To sweeten the deal for captive audience parents, there are cameos by the likes of Andy Samberg, Mos Def, Sarah Silverman, and Tony Hawk. Also Elijah Wood, but that’s no reason to hate. Jack Black hosted an entire (and classic) episode. Biz Markie has a recurring gig doing a human beatbox. Appearing on the show has become a badge of honor for indie bands. Witness songs by the Shins, the Killers, the Decembrists, the Ting Tings, the Roots, and MGMT. Somehow, YGG has managed to book guest appearances by actors and bands that make Jimmy Fallon look like a third-rate talk-show host… wait, that came out wrong.

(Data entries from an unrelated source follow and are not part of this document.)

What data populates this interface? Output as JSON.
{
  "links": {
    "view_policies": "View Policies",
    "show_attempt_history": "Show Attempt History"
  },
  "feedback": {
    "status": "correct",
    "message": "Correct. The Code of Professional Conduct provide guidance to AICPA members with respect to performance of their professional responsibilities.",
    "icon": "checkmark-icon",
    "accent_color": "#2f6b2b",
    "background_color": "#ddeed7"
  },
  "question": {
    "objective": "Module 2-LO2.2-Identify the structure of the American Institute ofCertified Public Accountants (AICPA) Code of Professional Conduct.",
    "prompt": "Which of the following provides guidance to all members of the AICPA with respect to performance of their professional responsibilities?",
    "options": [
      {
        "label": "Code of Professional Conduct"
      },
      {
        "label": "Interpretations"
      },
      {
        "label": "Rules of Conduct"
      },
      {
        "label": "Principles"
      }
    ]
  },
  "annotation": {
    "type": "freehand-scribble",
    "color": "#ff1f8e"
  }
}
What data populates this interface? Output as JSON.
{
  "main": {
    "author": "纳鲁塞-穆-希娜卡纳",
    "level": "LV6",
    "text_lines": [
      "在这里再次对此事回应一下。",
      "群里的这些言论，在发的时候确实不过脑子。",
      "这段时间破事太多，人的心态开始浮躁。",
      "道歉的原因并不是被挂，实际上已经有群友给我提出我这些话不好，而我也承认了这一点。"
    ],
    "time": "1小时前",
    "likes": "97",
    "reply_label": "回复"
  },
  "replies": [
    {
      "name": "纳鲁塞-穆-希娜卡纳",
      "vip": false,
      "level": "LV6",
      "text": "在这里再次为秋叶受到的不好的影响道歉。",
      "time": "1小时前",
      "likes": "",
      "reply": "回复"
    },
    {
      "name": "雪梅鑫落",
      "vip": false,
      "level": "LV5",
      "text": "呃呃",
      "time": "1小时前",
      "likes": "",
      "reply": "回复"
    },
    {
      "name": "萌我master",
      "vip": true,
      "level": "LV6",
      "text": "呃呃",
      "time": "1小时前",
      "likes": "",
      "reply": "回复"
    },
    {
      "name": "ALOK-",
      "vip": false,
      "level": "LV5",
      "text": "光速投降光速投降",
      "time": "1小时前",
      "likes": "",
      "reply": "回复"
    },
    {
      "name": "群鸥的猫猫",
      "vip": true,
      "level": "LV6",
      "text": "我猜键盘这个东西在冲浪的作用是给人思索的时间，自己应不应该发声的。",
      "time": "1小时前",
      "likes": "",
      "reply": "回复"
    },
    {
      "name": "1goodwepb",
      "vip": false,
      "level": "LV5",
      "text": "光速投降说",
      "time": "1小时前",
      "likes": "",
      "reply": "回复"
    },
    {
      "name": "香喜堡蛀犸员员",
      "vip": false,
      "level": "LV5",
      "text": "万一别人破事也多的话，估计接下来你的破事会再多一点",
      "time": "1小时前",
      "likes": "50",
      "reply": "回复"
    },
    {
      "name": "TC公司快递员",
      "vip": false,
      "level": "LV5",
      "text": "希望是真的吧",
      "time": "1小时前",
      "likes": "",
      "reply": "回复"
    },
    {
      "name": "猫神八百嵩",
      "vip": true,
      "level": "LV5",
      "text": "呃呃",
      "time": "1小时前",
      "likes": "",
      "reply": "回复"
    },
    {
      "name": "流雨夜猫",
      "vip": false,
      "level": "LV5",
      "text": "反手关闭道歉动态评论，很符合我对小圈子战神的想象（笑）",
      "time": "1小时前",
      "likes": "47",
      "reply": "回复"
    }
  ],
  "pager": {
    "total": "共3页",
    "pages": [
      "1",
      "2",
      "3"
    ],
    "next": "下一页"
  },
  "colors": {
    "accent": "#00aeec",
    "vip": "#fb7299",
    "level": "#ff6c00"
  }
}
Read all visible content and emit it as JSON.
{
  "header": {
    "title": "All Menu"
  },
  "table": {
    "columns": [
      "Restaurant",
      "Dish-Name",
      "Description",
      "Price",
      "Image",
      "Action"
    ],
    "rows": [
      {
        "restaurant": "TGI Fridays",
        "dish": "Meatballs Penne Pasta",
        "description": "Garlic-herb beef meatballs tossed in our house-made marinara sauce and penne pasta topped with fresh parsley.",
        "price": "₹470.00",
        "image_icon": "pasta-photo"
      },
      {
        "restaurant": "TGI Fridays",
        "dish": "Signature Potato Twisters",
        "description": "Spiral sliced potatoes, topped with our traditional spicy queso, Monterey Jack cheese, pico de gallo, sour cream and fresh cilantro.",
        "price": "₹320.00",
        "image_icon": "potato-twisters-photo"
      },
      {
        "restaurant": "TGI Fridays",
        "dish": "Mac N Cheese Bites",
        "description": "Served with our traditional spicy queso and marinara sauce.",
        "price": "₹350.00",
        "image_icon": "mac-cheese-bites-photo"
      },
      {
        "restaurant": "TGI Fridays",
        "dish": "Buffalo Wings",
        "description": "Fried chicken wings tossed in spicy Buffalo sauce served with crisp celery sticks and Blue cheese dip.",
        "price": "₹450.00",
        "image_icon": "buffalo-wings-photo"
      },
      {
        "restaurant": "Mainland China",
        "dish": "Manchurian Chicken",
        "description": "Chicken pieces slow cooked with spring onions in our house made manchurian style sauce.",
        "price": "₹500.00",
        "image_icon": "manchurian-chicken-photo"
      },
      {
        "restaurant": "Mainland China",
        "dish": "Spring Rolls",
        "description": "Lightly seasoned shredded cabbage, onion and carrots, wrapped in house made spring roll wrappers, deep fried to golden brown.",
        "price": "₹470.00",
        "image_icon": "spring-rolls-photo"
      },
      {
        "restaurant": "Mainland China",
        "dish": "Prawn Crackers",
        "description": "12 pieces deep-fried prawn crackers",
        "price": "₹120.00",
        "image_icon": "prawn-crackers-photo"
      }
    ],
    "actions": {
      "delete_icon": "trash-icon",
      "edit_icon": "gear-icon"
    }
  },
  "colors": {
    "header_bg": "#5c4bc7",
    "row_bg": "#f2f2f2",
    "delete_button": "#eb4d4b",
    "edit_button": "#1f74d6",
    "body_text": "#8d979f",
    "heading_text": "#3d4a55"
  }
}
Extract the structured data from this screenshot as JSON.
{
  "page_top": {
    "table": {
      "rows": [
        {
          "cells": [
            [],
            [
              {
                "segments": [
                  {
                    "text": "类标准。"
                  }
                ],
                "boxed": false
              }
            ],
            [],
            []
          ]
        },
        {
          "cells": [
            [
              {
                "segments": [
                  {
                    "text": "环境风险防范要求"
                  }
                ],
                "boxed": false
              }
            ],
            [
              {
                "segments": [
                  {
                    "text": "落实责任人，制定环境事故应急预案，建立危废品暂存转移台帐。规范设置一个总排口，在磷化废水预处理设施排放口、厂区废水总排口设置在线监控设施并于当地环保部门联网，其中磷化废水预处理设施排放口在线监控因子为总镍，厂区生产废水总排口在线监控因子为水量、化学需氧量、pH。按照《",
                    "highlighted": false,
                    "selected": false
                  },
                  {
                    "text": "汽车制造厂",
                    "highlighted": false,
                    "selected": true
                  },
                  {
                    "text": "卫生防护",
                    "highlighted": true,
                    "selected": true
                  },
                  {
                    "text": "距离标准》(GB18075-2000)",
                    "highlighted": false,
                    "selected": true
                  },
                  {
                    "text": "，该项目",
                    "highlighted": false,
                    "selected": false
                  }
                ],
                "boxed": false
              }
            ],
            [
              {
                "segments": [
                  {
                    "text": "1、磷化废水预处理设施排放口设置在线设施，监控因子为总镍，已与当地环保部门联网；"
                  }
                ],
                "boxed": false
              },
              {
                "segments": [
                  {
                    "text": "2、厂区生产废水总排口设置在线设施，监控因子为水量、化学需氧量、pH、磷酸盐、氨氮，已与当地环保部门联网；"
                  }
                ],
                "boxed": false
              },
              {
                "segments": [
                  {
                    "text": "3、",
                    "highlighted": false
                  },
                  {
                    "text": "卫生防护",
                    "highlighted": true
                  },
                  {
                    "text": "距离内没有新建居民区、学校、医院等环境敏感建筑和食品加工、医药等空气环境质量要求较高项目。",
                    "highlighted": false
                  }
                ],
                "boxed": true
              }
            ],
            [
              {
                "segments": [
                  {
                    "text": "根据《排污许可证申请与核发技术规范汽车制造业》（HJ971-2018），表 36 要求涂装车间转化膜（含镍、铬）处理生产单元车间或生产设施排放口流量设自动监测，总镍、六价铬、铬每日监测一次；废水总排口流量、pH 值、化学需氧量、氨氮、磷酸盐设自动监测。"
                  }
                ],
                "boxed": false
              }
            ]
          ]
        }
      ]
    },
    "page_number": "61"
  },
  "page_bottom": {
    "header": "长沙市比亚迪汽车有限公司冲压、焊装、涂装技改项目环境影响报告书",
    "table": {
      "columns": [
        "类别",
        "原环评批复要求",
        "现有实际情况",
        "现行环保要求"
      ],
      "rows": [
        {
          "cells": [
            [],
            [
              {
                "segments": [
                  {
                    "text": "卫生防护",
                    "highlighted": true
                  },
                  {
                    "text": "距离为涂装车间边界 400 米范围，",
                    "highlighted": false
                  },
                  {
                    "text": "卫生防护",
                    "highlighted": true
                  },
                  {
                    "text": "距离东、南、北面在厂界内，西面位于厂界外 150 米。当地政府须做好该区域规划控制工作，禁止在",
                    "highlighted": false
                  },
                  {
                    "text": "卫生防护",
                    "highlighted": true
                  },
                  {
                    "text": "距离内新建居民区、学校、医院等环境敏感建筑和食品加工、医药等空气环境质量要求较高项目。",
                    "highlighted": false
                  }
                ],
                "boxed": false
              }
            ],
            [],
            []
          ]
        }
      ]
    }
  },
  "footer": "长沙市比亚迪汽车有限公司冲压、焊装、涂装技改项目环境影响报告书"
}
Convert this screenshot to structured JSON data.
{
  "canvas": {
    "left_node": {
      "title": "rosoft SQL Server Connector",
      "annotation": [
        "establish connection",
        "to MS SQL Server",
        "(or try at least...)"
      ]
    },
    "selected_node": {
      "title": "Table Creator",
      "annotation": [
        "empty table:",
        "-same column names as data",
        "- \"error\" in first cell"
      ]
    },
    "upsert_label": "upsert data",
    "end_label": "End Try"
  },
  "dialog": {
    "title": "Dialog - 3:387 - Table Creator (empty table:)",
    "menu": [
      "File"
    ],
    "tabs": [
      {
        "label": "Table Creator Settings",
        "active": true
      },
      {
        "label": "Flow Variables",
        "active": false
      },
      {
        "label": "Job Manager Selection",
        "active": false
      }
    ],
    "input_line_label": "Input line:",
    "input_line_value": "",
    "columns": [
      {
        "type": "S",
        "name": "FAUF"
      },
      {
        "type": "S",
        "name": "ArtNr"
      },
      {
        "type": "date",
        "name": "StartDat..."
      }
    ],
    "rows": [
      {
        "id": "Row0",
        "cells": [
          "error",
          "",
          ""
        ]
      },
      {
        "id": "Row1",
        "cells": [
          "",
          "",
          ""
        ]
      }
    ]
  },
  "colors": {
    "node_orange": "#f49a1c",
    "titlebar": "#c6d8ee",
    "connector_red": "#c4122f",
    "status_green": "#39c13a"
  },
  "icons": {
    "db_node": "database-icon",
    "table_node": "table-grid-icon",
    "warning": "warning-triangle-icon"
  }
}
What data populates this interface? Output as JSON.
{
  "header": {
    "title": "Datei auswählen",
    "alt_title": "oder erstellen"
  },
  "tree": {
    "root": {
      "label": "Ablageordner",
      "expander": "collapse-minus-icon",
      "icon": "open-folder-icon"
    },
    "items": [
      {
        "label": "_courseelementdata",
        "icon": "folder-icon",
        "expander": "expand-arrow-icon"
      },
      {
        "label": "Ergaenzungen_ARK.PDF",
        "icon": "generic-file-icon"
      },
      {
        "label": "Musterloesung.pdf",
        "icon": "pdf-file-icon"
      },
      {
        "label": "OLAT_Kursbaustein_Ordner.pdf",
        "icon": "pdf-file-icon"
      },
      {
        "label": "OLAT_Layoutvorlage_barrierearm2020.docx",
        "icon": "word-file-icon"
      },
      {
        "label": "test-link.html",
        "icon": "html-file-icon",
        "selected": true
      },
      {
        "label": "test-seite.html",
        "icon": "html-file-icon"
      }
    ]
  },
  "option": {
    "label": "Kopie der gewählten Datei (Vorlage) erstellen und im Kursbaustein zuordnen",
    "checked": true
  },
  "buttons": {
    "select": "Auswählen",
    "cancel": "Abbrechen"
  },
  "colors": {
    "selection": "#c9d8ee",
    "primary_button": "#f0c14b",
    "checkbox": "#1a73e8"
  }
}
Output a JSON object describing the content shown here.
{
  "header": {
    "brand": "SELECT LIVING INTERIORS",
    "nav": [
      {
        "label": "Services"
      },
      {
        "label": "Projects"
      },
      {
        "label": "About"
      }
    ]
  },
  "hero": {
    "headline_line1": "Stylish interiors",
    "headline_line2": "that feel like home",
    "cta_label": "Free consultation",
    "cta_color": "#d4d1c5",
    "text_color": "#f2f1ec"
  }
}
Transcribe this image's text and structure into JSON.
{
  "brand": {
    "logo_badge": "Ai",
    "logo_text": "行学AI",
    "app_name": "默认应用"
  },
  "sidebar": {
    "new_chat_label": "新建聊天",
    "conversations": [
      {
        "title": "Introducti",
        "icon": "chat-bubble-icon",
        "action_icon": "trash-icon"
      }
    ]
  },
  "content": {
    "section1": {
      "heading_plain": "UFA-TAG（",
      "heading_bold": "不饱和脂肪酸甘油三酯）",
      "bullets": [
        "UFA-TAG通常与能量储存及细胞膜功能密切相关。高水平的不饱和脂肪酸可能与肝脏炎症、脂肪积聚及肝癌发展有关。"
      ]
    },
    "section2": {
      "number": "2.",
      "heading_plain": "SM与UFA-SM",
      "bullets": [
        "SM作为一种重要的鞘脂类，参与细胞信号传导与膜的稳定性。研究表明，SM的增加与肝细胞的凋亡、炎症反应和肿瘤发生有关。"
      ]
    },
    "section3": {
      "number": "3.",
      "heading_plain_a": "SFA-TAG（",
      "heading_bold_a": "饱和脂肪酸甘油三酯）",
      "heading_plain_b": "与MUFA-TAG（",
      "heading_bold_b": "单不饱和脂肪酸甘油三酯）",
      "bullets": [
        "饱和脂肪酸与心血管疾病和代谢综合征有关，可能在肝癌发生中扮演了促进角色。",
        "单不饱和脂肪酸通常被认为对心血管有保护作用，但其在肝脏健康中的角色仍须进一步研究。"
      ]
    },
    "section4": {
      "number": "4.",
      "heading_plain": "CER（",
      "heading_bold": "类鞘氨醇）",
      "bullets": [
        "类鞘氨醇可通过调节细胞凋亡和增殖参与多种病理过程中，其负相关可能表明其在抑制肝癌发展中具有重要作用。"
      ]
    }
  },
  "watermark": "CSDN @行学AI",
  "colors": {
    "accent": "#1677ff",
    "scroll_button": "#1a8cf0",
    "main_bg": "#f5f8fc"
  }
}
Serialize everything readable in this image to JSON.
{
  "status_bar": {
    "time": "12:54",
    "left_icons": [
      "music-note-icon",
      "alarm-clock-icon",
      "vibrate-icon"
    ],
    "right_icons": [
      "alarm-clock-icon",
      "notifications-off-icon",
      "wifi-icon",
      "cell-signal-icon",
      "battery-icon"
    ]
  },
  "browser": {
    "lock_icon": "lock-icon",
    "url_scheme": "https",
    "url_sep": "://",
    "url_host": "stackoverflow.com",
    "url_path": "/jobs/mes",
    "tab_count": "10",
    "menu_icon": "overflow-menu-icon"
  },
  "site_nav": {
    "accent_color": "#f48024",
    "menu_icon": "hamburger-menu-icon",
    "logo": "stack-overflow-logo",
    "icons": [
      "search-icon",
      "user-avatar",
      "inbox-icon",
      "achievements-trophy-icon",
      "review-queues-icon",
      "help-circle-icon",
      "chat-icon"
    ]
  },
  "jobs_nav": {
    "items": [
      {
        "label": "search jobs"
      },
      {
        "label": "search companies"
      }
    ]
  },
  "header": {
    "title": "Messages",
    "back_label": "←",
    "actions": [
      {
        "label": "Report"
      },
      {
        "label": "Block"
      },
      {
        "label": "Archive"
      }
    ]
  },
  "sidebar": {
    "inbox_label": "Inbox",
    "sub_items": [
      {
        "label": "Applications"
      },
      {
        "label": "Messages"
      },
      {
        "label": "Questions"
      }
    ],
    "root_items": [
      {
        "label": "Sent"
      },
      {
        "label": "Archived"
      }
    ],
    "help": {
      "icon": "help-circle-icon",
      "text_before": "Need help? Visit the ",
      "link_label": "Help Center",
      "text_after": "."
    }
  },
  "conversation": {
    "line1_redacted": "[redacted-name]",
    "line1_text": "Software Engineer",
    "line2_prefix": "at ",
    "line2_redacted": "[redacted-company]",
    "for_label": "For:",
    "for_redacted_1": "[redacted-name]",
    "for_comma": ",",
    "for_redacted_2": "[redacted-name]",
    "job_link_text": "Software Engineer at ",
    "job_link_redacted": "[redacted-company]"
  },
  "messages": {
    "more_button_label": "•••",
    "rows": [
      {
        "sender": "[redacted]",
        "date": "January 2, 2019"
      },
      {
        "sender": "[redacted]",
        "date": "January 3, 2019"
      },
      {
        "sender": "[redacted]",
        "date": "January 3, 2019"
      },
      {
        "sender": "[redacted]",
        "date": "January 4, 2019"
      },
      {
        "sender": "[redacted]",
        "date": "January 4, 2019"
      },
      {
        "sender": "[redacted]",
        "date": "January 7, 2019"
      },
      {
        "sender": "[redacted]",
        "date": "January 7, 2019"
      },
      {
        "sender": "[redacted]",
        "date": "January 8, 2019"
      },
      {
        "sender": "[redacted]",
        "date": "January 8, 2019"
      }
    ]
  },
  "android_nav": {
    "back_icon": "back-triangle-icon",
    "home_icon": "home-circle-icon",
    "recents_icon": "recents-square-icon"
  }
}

The show’s strength lies in its refusal to patronize kids. YGG is endearingly sweet, but never saccharine. The educational content is pervasive without ever being overt or pedantic. DJ Lance is unflagging in his enthusiasm, encouragement and concern. Most impressive, the characters are pitch-perfect in capturing the spirit of childhood, whether lying awake in a darkened room unable to fall asleep, or quitting a game of tag in frustration over never being able to catch anyone.
In short, the YGG gang are nicer, more patient, more fun and more creative than you. They are who you want your child playing with. Despite your best efforts at screwing up, Yo Gabba Gabba! may just redeem you… until of course, your kids graduate to Nickelodeon, discover Spongebob Squarepants and start emulating the assholes they will eventually become.
Yo Gabba Gabba! airs on Nick Jr., is available for download in the iTunes Store, and can be found in snippets on YouTube.